> **Directions**: Every single entry that follows is to be retyped exactly.

Records excerpted from a collection:
--*--
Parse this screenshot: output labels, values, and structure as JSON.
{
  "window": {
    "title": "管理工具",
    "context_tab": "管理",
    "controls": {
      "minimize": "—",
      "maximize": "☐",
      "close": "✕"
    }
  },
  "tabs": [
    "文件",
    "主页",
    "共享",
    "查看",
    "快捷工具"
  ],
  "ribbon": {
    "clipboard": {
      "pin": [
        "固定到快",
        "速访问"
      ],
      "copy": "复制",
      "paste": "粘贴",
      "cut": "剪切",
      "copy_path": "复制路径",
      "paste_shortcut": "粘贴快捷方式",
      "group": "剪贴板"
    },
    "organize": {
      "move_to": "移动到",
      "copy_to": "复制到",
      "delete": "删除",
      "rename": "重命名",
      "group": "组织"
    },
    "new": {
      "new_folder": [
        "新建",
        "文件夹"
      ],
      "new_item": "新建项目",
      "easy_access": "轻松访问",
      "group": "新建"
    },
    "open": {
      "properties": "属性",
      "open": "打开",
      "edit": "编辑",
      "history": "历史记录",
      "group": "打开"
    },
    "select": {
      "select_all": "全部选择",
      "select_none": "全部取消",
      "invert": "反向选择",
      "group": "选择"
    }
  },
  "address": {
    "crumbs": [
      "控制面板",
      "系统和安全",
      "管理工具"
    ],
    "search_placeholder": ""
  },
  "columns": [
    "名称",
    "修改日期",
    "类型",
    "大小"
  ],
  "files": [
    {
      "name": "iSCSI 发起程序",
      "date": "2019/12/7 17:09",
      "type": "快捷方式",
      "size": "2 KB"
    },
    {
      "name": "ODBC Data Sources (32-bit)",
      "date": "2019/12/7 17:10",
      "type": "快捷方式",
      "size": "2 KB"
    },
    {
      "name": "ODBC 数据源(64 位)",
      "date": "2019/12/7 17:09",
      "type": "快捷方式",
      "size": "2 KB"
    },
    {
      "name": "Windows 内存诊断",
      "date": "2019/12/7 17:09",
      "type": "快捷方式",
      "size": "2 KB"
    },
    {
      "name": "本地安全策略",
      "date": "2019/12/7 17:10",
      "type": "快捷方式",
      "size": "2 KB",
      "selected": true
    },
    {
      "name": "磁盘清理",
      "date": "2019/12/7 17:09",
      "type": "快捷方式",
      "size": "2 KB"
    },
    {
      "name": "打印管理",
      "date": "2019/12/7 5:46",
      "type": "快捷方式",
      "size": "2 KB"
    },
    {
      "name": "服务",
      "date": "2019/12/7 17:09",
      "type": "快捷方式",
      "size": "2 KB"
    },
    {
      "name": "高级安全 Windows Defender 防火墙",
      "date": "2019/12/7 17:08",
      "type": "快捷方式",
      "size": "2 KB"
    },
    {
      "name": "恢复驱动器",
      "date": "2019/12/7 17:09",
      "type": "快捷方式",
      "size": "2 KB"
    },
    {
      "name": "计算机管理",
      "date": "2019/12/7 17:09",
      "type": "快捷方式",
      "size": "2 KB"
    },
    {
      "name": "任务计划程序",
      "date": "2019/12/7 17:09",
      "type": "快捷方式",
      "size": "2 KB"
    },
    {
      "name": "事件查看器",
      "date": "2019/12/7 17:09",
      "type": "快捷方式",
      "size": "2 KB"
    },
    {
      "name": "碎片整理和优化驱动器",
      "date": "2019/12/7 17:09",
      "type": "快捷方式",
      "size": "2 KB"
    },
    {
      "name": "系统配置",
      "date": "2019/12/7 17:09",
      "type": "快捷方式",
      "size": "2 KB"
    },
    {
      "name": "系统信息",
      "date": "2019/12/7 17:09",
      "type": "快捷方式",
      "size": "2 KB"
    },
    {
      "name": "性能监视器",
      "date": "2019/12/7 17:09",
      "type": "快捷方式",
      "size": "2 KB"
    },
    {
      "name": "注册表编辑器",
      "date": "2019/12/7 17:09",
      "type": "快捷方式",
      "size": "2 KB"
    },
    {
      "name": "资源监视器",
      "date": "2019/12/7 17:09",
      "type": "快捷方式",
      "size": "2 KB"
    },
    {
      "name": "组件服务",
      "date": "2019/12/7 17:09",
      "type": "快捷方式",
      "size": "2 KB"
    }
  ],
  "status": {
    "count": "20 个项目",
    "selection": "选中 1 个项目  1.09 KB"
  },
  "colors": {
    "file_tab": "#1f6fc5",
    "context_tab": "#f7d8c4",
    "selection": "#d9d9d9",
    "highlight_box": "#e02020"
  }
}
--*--
> **Task output**:
Parse this screenshot: output labels, values, and structure as JSON.
{
  "window": {
    "title": "管理工具",
    "context_tab": "管理",
    "controls": {
      "minimize": "—",
      "maximize": "☐",
      "close": "✕"
    }
  },
  "tabs": [
    "文件",
    "主页",
    "共享",
    "查看",
    "快捷工具"
  ],
  "ribbon": {
    "clipboard": {
      "pin": [
        "固定到快",
        "速访问"
      ],
      "copy": "复制",
      "paste": "粘贴",
      "cut": "剪切",
      "copy_path": "复制路径",
      "paste_shortcut": "粘贴快捷方式",
      "group": "剪贴板"
    },
    "organize": {
      "move_to": "移动到",
      "copy_to": "复制到",
      "delete": "删除",
      "rename": "重命名",
      "group": "组织"
    },
    "new": {
      "new_folder": [
        "新建",
        "文件夹"
      ],
      "new_item": "新建项目",
      "easy_access": "轻松访问",
      "group": "新建"
    },
    "open": {
      "properties": "属性",
      "open": "打开",
      "edit": "编辑",
      "history": "历史记录",
      "group": "打开"
    },
    "select": {
      "select_all": "全部选择",
      "select_none": "全部取消",
      "invert": "反向选择",
      "group": "选择"
    }
  },
  "address": {
    "crumbs": [
      "控制面板",
      "系统和安全",
      "管理工具"
    ],
    "search_placeholder": ""
  },
  "columns": [
    "名称",
    "修改日期",
    "类型",
    "大小"
  ],
  "files": [
    {
      "name": "iSCSI 发起程序",
      "date": "2019/12/7 17:09",
      "type": "快捷方式",
      "size": "2 KB"
    },
    {
      "name": "ODBC Data Sources (32-bit)",
      "date": "2019/12/7 17:10",
      "type": "快捷方式",
      "size": "2 KB"
    },
    {
      "name": "ODBC 数据源(64 位)",
      "date": "2019/12/7 17:09",
      "type": "快捷方式",
      "size": "2 KB"
    },
    {
      "name": "Windows 内存诊断",
      "date": "2019/12/7 17:09",
      "type": "快捷方式",
      "size": "2 KB"
    },
    {
      "name": "本地安全策略",
      "date": "2019/12/7 17:10",
      "type": "快捷方式",
      "size": "2 KB",
      "selected": true
    },
    {
      "name": "磁盘清理",
      "date": "2019/12/7 17:09",
      "type": "快捷方式",
      "size": "2 KB"
    },
    {
      "name": "打印管理",
      "date": "2019/12/7 5:46",
      "type": "快捷方式",
      "size": "2 KB"
    },
    {
      "name": "服务",
      "date": "2019/12/7 17:09",
      "type": "快捷方式",
      "size": "2 KB"
    },
    {
      "name": "高级安全 Windows Defender 防火墙",
      "date": "2019/12/7 17:08",
      "type": "快捷方式",
      "size": "2 KB"
    },
    {
      "name": "恢复驱动器",
      "date": "2019/12/7 17:09",
      "type": "快捷方式",
      "size": "2 KB"
    },
    {
      "name": "计算机管理",
      "date": "2019/12/7 17:09",
      "type": "快捷方式",
      "size": "2 KB"
    },
    {
      "name": "任务计划程序",
      "date": "2019/12/7 17:09",
      "type": "快捷方式",
      "size": "2 KB"
    },
    {
      "name": "事件查看器",
      "date": "2019/12/7 17:09",
      "type": "快捷方式",
      "size": "2 KB"
    },
    {
      "name": "碎片整理和优化驱动器",
      "date": "2019/12/7 17:09",
      "type": "快捷方式",
      "size": "2 KB"
    },
    {
      "name": "系统配置",
      "date": "2019/12/7 17:09",
      "type": "快捷方式",
      "size": "2 KB"
    },
    {
      "name": "系统信息",
      "date": "2019/12/7 17:09",
      "type": "快捷方式",
      "size": "2 KB"
    },
    {
      "name": "性能监视器",
      "date": "2019/12/7 17:09",
      "type": "快捷方式",
      "size": "2 KB"
    },
    {
      "name": "注册表编辑器",
      "date": "2019/12/7 17:09",
      "type": "快捷方式",
      "size": "2 KB"
    },
    {
      "name": "资源监视器",
      "date": "2019/12/7 17:09",
      "type": "快捷方式",
      "size": "2 KB"
    },
    {
      "name": "组件服务",
      "date": "2019/12/7 17:09",
      "type": "快捷方式",
      "size": "2 KB"
    }
  ],
  "status": {
    "count": "20 个项目",
    "selection": "选中 1 个项目  1.09 KB"
  },
  "colors": {
    "file_tab": "#1f6fc5",
    "context_tab": "#f7d8c4",
    "selection": "#d9d9d9",
    "highlight_box": "#e02020"
  }
}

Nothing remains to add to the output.